Home » Australian woman dies after drinking suspected toxic mushroom infusion

Australian woman dies after drinking suspected toxic mushroom infusion

An Australian woman has died after drinking an infusion suspected to contain toxic mushrooms at an alternative healing centre north-west of Melbourne.

Rachael Dixon, 53, went into cardiac arrest after drinking an unknown substance at Soul Barn Creative Wellbeing Centre in Clunes at midnight on Sunday, according to authorities.

Two other people required treatment in hospital and have since been discharged.

“It’s believed a woman was at a retreat on Fraser Street when she became ill after ingesting a drink just after 12am,” a Victoria Police spokesman said.

“Investigations remain ongoing and police will prepare a report for the coroner.”

Police are investigating whether the group planned to ingest magic mushrooms.

Soul Barn’s Facebook page describes the centre as an “alternative and holistic health service”.

On Saturday night, it was hosting an event about ancient skincare rituals led by a visiting beautician who used infused herbal oils “sourced from local farms and wild-foraged plants”.

A post said: “[The specialist] weaves ancient skincare rituals and combines them with modern techniques to create nurturing yet active facials.

“Using infused herbal oils sourced from local farms & wild foraged plants, plus handcrafted skincare from around the world especially chosen for its potency and purity … This is a facial like none other, one you will never forget!”

‘Guided trips’

It was not clear if Ms Dixon and the other two people who required hospital treatment were at the event.

A new post on Sunday said that Soul Barn extended its “deepest condolences” to the family.

A “sound healing” session planned for that day was cancelled and Soul Barn remained closed on Tuesday.

The Telegraph has contacted Soul Barn for comment.

Ms Dixon’s son Matthew paid tribute to his mother on social media on Sunday, writing: “To the most loving, most caring person I’ve ever known; can’t thank you enough for everything you ever did for me and all the support you gave me.

“Words can’t begin to describe how much I will miss you, wish I could give you one last hug.”

Detectives have yet to determine what kind of mushrooms may have been in the drinks.

The ingestion of magic mushrooms in “guided trips” led by counsellors has become more popular in Australia amid growing research into the possible therapeutic benefits of the psychedelic substance psilocybin.

But as that industry develops, some health experts have raised concerns about a lack of regulation as well as the possibility people could unknowingly ingest poisonous varieties.

Earlier in April, Australian food safety experts issued a warning about the dangers of wild mushrooms.

‘Deadly mushrooms can look edible’

Dr Evelyn Wong, Victoria’s acting chief health officer, said: “There is no home test available to distinguish safe and edible mushrooms from poisonous mushrooms.”
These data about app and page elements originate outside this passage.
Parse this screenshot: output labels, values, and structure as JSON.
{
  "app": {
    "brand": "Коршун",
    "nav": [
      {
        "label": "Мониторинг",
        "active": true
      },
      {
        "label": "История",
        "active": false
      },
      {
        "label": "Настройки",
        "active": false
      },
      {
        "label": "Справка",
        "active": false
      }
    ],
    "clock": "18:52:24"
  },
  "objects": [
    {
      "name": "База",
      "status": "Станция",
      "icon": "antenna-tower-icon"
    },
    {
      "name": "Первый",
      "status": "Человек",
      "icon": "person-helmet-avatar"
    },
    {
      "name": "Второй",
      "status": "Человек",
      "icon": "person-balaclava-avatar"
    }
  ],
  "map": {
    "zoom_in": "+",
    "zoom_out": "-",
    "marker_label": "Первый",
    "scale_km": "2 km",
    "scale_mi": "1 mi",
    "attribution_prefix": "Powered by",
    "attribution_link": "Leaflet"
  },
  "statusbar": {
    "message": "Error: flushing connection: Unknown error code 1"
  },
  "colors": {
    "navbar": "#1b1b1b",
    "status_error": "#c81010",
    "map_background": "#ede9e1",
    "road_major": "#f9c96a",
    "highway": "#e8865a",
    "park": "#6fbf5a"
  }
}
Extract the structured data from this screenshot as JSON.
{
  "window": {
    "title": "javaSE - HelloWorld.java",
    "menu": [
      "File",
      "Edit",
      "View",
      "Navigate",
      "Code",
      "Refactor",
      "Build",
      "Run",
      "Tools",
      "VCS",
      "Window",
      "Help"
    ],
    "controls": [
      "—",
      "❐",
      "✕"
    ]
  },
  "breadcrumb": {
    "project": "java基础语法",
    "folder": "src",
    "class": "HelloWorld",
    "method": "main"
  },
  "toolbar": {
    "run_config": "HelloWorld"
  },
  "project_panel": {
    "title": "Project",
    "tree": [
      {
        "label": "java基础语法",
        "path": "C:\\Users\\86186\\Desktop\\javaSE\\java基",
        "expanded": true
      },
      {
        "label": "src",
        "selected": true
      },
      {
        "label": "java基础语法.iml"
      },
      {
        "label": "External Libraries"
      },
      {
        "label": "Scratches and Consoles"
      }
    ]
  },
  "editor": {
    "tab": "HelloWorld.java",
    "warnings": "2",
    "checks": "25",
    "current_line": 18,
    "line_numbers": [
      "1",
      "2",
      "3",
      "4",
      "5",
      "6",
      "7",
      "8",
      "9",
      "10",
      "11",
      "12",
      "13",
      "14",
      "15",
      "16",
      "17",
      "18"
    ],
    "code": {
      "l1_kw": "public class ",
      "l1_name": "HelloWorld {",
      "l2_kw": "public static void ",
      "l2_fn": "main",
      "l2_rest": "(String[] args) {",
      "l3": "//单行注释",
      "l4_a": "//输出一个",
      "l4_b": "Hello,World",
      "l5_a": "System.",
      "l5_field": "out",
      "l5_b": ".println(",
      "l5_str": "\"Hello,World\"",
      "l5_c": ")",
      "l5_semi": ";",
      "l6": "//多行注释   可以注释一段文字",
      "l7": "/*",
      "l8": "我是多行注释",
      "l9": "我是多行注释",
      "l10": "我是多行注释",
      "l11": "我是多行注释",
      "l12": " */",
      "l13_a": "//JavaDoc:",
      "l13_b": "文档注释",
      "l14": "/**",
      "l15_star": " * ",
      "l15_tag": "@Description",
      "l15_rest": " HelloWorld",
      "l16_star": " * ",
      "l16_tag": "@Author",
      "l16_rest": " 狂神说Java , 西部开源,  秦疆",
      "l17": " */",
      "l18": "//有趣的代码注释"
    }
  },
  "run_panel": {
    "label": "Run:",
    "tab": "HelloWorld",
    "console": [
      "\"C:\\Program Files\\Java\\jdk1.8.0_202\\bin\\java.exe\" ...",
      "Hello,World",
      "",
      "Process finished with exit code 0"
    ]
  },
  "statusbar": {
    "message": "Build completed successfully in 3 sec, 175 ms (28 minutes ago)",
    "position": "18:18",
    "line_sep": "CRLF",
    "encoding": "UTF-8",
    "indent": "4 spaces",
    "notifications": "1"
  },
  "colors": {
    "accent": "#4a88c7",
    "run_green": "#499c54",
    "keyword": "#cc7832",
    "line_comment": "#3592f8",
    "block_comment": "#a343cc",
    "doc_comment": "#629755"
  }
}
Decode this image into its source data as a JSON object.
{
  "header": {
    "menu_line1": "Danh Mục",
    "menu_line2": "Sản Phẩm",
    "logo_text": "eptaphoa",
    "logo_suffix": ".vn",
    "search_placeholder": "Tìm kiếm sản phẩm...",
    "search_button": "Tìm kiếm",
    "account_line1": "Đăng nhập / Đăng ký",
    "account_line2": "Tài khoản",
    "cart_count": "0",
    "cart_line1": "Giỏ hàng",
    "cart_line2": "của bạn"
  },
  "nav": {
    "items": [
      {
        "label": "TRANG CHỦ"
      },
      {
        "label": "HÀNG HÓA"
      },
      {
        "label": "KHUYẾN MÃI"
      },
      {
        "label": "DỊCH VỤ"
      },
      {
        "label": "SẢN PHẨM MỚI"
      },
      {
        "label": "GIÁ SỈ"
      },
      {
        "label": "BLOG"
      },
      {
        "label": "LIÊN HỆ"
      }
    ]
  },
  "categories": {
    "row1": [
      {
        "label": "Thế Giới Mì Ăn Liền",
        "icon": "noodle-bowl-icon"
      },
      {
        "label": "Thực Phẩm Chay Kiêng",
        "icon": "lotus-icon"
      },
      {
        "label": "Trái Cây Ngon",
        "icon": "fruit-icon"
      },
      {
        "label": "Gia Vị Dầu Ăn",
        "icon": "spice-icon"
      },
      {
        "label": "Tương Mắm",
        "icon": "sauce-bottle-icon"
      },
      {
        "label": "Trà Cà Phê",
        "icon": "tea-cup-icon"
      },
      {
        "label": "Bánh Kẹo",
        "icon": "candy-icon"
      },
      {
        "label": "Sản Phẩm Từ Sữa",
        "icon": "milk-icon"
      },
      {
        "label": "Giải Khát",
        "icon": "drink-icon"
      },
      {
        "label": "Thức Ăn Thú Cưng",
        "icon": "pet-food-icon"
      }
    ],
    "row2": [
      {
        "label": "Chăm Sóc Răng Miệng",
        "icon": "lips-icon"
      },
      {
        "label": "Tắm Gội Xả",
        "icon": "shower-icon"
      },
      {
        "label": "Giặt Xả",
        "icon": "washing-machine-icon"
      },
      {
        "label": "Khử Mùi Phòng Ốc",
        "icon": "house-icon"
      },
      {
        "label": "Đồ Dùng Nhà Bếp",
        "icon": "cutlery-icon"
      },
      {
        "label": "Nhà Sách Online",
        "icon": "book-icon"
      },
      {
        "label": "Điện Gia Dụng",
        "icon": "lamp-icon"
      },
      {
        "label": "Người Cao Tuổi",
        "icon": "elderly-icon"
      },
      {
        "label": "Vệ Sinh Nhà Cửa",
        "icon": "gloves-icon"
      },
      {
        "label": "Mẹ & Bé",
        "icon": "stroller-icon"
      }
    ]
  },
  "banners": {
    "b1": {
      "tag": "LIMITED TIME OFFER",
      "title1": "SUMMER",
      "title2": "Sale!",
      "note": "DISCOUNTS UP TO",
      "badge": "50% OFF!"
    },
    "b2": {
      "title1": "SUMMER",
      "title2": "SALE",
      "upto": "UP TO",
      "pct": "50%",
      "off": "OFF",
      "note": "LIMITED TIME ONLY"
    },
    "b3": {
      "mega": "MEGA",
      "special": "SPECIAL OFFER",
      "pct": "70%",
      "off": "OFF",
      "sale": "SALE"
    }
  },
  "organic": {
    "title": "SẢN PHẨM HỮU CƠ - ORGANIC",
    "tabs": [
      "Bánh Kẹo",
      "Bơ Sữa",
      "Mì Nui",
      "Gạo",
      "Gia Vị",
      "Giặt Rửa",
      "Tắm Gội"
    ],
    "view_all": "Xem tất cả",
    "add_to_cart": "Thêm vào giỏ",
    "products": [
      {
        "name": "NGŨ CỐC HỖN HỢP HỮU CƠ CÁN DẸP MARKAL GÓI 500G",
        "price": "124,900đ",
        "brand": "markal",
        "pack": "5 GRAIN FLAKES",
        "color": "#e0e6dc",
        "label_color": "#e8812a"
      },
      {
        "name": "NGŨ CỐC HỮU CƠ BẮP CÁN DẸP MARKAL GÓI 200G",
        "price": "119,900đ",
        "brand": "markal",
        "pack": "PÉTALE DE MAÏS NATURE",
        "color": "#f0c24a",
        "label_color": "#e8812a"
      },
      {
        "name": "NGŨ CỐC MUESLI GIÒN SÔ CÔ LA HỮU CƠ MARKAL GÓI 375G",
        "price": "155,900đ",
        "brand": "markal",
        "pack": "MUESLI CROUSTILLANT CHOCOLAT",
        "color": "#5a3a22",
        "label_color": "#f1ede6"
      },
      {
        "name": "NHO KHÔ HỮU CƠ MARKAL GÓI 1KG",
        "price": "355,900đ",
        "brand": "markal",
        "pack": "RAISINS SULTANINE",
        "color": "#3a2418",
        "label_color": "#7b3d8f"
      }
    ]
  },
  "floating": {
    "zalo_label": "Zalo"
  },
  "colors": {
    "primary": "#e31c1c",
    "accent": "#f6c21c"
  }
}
Cathy Moir, the chairman of the Food Safety Information Council, said that social media influencers had also contributed to the popularity of wild foraging.

She said that death cap mushrooms could appear at any time of year but were more common in the two weeks after heavy rain.

“They are not native to Australia and are often found near English oak trees,” Ms Moir said.

“People born overseas, especially in European and Asian countries, should be aware that these deadly mushrooms can look like edible mushrooms they may have gathered in their home countries.”

The incident comes less than a year after the highly publicised case involving the alleged murderer Erin Patterson, who has been accused of lacing a family lunch with “death cap” fungi.

Three people died. Patterson has been charged with murder and attempted murder.